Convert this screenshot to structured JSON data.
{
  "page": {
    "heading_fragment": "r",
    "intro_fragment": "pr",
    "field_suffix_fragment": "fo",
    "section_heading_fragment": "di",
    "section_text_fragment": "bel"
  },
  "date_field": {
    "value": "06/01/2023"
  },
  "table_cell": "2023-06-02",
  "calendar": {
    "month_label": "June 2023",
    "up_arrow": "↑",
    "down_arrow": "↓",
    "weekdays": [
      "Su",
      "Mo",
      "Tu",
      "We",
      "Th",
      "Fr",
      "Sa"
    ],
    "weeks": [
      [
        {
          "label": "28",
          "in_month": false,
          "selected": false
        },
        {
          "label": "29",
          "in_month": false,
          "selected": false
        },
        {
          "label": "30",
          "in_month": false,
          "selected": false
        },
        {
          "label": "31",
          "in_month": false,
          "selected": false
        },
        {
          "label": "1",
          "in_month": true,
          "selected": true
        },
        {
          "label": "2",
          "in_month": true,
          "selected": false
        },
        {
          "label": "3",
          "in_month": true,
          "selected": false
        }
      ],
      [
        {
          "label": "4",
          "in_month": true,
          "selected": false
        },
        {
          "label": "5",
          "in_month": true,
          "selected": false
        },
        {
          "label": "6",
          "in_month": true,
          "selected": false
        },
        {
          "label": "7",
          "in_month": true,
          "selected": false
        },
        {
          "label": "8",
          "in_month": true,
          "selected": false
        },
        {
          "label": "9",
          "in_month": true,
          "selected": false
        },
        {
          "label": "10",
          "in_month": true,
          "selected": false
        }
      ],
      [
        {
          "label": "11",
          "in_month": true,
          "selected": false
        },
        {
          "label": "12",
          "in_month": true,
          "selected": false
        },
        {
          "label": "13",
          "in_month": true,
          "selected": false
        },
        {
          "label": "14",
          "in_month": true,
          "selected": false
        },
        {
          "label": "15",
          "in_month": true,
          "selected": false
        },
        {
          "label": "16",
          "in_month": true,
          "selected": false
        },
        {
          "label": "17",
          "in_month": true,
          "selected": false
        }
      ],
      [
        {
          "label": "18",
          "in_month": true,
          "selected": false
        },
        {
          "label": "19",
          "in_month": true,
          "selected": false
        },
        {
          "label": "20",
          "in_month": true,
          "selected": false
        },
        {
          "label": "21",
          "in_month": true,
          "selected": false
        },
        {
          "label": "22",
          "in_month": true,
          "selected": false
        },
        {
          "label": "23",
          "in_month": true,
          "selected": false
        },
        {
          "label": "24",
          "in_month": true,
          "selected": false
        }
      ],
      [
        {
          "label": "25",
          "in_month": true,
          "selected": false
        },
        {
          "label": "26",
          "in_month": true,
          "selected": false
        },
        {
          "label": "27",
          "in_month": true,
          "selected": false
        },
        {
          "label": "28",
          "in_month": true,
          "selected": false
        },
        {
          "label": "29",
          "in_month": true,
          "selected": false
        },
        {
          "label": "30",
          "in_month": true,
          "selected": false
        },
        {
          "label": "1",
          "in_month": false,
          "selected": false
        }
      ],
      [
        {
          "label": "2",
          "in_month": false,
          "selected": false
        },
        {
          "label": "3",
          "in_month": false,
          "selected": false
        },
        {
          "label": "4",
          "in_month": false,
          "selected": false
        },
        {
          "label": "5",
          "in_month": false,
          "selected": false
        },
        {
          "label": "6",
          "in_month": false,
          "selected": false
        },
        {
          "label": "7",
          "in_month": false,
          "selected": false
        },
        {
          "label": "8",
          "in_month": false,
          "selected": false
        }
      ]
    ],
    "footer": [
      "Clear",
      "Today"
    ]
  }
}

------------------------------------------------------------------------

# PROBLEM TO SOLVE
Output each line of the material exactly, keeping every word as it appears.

# ANSWER SECTION
Convert this screenshot to structured JSON data.
{
  "page": {
    "heading_fragment": "r",
    "intro_fragment": "pr",
    "field_suffix_fragment": "fo",
    "section_heading_fragment": "di",
    "section_text_fragment": "bel"
  },
  "date_field": {
    "value": "06/01/2023"
  },
  "table_cell": "2023-06-02",
  "calendar": {
    "month_label": "June 2023",
    "up_arrow": "↑",
    "down_arrow": "↓",
    "weekdays": [
      "Su",
      "Mo",
      "Tu",
      "We",
      "Th",
      "Fr",
      "Sa"
    ],
    "weeks": [
      [
        {
          "label": "28",
          "in_month": false,
          "selected": false
        },
        {
          "label": "29",
          "in_month": false,
          "selected": false
        },
        {
          "label": "30",
          "in_month": false,
          "selected": false
        },
        {
          "label": "31",
          "in_month": false,
          "selected": false
        },
        {
          "label": "1",
          "in_month": true,
          "selected": true
        },
        {
          "label": "2",
          "in_month": true,
          "selected": false
        },
        {
          "label": "3",
          "in_month": true,
          "selected": false
        }
      ],
      [
        {
          "label": "4",
          "in_month": true,
          "selected": false
        },
        {
          "label": "5",
          "in_month": true,
          "selected": false
        },
        {
          "label": "6",
          "in_month": true,
          "selected": false
        },
        {
          "label": "7",
          "in_month": true,
          "selected": false
        },
        {
          "label": "8",
          "in_month": true,
          "selected": false
        },
        {
          "label": "9",
          "in_month": true,
          "selected": false
        },
        {
          "label": "10",
          "in_month": true,
          "selected": false
        }
      ],
      [
        {
          "label": "11",
          "in_month": true,
          "selected": false
        },
        {
          "label": "12",
          "in_month": true,
          "selected": false
        },
        {
          "label": "13",
          "in_month": true,
          "selected": false
        },
        {
          "label": "14",
          "in_month": true,
          "selected": false
        },
        {
          "label": "15",
          "in_month": true,
          "selected": false
        },
        {
          "label": "16",
          "in_month": true,
          "selected": false
        },
        {
          "label": "17",
          "in_month": true,
          "selected": false
        }
      ],
      [
        {
          "label": "18",
          "in_month": true,
          "selected": false
        },
        {
          "label": "19",
          "in_month": true,
          "selected": false
        },
        {
          "label": "20",
          "in_month": true,
          "selected": false
        },
        {
          "label": "21",
          "in_month": true,
          "selected": false
        },
        {
          "label": "22",
          "in_month": true,
          "selected": false
        },
        {
          "label": "23",
          "in_month": true,
          "selected": false
        },
        {
          "label": "24",
          "in_month": true,
          "selected": false
        }
      ],
      [
        {
          "label": "25",
          "in_month": true,
          "selected": false
        },
        {
          "label": "26",
          "in_month": true,
          "selected": false
        },
        {
          "label": "27",
          "in_month": true,
          "selected": false
        },
        {
          "label": "28",
          "in_month": true,
          "selected": false
        },
        {
          "label": "29",
          "in_month": true,
          "selected": false
        },
        {
          "label": "30",
          "in_month": true,
          "selected": false
        },
        {
          "label": "1",
          "in_month": false,
          "selected": false
        }
      ],
      [
        {
          "label": "2",
          "in_month": false,
          "selected": false
        },
        {
          "label": "3",
          "in_month": false,
          "selected": false
        },
        {
          "label": "4",
          "in_month": false,
          "selected": false
        },
        {
          "label": "5",
          "in_month": false,
          "selected": false
        },
        {
          "label": "6",
          "in_month": false,
          "selected": false
        },
        {
          "label": "7",
          "in_month": false,
          "selected": false
        },
        {
          "label": "8",
          "in_month": false,
          "selected": false
        }
      ]
    ],
    "footer": [
      "Clear",
      "Today"
    ]
  }
}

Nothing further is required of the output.